Dataset excerpts ->
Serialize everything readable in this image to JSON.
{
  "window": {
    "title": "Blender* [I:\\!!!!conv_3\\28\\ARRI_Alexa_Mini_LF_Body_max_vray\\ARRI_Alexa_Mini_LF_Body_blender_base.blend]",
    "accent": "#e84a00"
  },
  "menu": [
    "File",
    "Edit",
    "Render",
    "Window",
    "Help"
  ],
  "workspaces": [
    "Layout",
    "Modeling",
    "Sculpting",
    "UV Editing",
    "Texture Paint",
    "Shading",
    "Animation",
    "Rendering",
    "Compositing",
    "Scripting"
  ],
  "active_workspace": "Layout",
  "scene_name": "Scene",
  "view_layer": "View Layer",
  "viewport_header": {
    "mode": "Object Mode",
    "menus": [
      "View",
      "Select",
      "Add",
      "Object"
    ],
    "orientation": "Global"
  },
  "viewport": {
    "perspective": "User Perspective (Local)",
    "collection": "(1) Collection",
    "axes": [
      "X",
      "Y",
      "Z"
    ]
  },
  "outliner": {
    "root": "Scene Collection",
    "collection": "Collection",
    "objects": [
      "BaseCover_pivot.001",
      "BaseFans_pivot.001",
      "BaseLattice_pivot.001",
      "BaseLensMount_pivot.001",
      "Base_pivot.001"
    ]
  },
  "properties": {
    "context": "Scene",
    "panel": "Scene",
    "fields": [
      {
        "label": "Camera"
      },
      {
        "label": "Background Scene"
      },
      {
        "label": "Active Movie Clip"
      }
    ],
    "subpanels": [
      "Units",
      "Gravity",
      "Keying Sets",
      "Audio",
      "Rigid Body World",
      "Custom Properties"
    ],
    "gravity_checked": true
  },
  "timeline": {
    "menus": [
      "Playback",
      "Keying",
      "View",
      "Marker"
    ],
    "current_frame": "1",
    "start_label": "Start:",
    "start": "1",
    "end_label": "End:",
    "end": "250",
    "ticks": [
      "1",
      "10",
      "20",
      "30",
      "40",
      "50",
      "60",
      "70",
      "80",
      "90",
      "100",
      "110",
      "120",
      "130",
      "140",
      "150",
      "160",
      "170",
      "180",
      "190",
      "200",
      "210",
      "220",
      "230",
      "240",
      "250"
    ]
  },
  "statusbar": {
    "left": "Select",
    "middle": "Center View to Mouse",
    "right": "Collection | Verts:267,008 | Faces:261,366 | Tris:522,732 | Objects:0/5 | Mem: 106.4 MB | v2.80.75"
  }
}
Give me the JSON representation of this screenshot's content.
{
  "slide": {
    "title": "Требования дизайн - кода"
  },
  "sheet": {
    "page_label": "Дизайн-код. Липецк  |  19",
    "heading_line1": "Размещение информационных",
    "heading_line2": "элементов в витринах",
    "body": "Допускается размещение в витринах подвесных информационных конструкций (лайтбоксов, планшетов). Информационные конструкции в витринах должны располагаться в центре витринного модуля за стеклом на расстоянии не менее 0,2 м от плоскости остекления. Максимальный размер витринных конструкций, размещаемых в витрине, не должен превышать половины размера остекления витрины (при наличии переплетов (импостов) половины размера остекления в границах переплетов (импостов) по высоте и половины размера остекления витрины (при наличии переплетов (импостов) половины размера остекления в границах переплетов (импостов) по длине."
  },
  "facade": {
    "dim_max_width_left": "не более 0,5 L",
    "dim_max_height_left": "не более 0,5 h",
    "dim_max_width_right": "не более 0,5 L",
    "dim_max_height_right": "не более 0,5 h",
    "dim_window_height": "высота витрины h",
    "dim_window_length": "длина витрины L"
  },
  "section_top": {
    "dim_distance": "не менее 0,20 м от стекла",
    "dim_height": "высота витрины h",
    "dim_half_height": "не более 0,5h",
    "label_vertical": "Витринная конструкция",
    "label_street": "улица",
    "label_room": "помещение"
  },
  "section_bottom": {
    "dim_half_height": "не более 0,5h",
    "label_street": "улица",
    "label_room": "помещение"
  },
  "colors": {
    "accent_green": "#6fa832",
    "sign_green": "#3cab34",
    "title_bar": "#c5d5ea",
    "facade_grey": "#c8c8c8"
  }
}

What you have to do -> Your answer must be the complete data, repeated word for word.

Solution to the problem ->
Serialize everything readable in this image to JSON.
{
  "window": {
    "title": "Blender* [I:\\!!!!conv_3\\28\\ARRI_Alexa_Mini_LF_Body_max_vray\\ARRI_Alexa_Mini_LF_Body_blender_base.blend]",
    "accent": "#e84a00"
  },
  "menu": [
    "File",
    "Edit",
    "Render",
    "Window",
    "Help"
  ],
  "workspaces": [
    "Layout",
    "Modeling",
    "Sculpting",
    "UV Editing",
    "Texture Paint",
    "Shading",
    "Animation",
    "Rendering",
    "Compositing",
    "Scripting"
  ],
  "active_workspace": "Layout",
  "scene_name": "Scene",
  "view_layer": "View Layer",
  "viewport_header": {
    "mode": "Object Mode",
    "menus": [
      "View",
      "Select",
      "Add",
      "Object"
    ],
    "orientation": "Global"
  },
  "viewport": {
    "perspective": "User Perspective (Local)",
    "collection": "(1) Collection",
    "axes": [
      "X",
      "Y",
      "Z"
    ]
  },
  "outliner": {
    "root": "Scene Collection",
    "collection": "Collection",
    "objects": [
      "BaseCover_pivot.001",
      "BaseFans_pivot.001",
      "BaseLattice_pivot.001",
      "BaseLensMount_pivot.001",
      "Base_pivot.001"
    ]
  },
  "properties": {
    "context": "Scene",
    "panel": "Scene",
    "fields": [
      {
        "label": "Camera"
      },
      {
        "label": "Background Scene"
      },
      {
        "label": "Active Movie Clip"
      }
    ],
    "subpanels": [
      "Units",
      "Gravity",
      "Keying Sets",
      "Audio",
      "Rigid Body World",
      "Custom Properties"
    ],
    "gravity_checked": true
  },
  "timeline": {
    "menus": [
      "Playback",
      "Keying",
      "View",
      "Marker"
    ],
    "current_frame": "1",
    "start_label": "Start:",
    "start": "1",
    "end_label": "End:",
    "end": "250",
    "ticks": [
      "1",
      "10",
      "20",
      "30",
      "40",
      "50",
      "60",
      "70",
      "80",
      "90",
      "100",
      "110",
      "120",
      "130",
      "140",
      "150",
      "160",
      "170",
      "180",
      "190",
      "200",
      "210",
      "220",
      "230",
      "240",
      "250"
    ]
  },
  "statusbar": {
    "left": "Select",
    "middle": "Center View to Mouse",
    "right": "Collection | Verts:267,008 | Faces:261,366 | Tris:522,732 | Objects:0/5 | Mem: 106.4 MB | v2.80.75"
  }
}
Give me the JSON representation of this screenshot's content.
{
  "slide": {
    "title": "Требования дизайн - кода"
  },
  "sheet": {
    "page_label": "Дизайн-код. Липецк  |  19",
    "heading_line1": "Размещение информационных",
    "heading_line2": "элементов в витринах",
    "body": "Допускается размещение в витринах подвесных информационных конструкций (лайтбоксов, планшетов). Информационные конструкции в витринах должны располагаться в центре витринного модуля за стеклом на расстоянии не менее 0,2 м от плоскости остекления. Максимальный размер витринных конструкций, размещаемых в витрине, не должен превышать половины размера остекления витрины (при наличии переплетов (импостов) половины размера остекления в границах переплетов (импостов) по высоте и половины размера остекления витрины (при наличии переплетов (импостов) половины размера остекления в границах переплетов (импостов) по длине."
  },
  "facade": {
    "dim_max_width_left": "не более 0,5 L",
    "dim_max_height_left": "не более 0,5 h",
    "dim_max_width_right": "не более 0,5 L",
    "dim_max_height_right": "не более 0,5 h",
    "dim_window_height": "высота витрины h",
    "dim_window_length": "длина витрины L"
  },
  "section_top": {
    "dim_distance": "не менее 0,20 м от стекла",
    "dim_height": "высота витрины h",
    "dim_half_height": "не более 0,5h",
    "label_vertical": "Витринная конструкция",
    "label_street": "улица",
    "label_room": "помещение"
  },
  "section_bottom": {
    "dim_half_height": "не более 0,5h",
    "label_street": "улица",
    "label_room": "помещение"
  },
  "colors": {
    "accent_green": "#6fa832",
    "sign_green": "#3cab34",
    "title_bar": "#c5d5ea",
    "facade_grey": "#c8c8c8"
  }
}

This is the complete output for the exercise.